Research has conclusively shown that CDDD is seldom problematic and treatments rarely work to resolve it, even when the diagnosis seems sound. This is why we advise diagnosed victims to learn the facts about CDDD before agreeing to any regimen of care, especially those treatments that involve invasive techniques or enduring pharmaceutical poisoning. Remember to logically consider the facts of any treatment that is suggested for CDDD treatment:
What is the treatment designed to do?
Will it be successful in the goal of curing or reversing disc deterioration?
What is the prognosis for treatment and will the doctor commit to their predictions in writing?
The cervical spine is going to degenerate. This is normal. We all know this.

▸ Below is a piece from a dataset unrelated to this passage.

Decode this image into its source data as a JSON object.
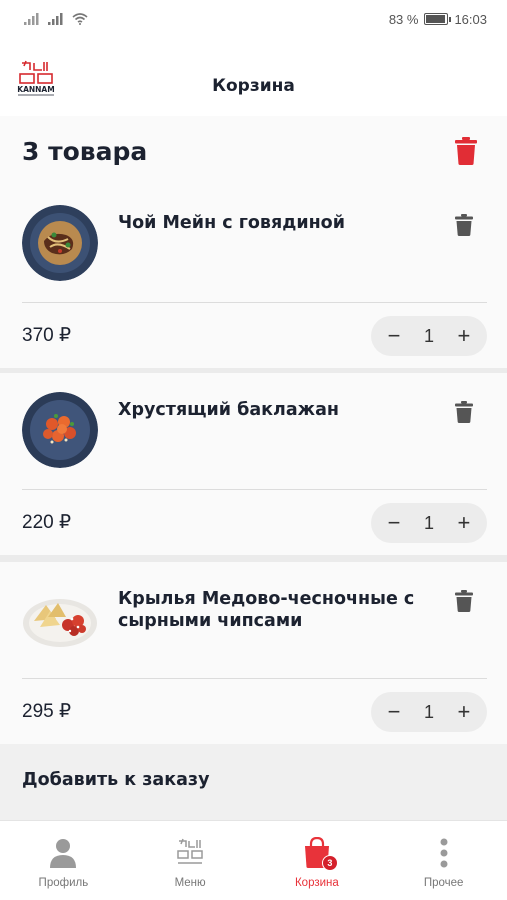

No one is saying that the physical signs of CDDD do not exist, since they are present in all of us. The point of contention is that these spinal aging processes are not inherently painful and do not create symptoms in virtually every case. Extreme and symptomatic cases of CDDD do exist, but represent the gross minority of diagnosed cases, less than 2% in total.
Degenerative disc disease is just another of the many back and neck pain scapegoats which are diagnosed, yet can rarely be effectively treated. Why do you think back and neck pain enjoy such fearsome reputations? It is surely not the stubbornness of the pain itself, as much as the diagnostic incompetency of care providers in most instances. Remember, that indicated treatment should prove to be effective. Given that virtually all CDDD therapies are ineffective, reverse logical dictates that these prescriptions are not indicated for effectual care of the condition.
For truly symptomatic cases of CDDD, the only logical choices for care are those that will have the chance of resolving the structural aspect of the disc deterioration that is causing the pain. This limits the possibilities to spinal decompression or some forms of invasive surgical intervention.